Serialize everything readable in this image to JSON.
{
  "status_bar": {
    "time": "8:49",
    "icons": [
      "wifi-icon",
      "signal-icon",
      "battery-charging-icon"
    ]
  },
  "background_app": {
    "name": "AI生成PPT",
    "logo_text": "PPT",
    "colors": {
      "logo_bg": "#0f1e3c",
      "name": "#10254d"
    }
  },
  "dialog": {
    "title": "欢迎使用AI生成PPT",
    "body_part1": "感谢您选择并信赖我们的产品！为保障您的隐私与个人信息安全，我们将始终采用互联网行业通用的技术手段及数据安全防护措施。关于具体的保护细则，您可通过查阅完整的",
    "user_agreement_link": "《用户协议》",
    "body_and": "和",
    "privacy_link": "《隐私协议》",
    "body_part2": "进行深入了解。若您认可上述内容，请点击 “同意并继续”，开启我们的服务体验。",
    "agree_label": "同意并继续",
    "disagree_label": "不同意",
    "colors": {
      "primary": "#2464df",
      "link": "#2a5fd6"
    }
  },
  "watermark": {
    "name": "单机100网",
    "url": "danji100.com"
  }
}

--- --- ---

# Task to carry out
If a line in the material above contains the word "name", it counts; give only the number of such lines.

# Response area
3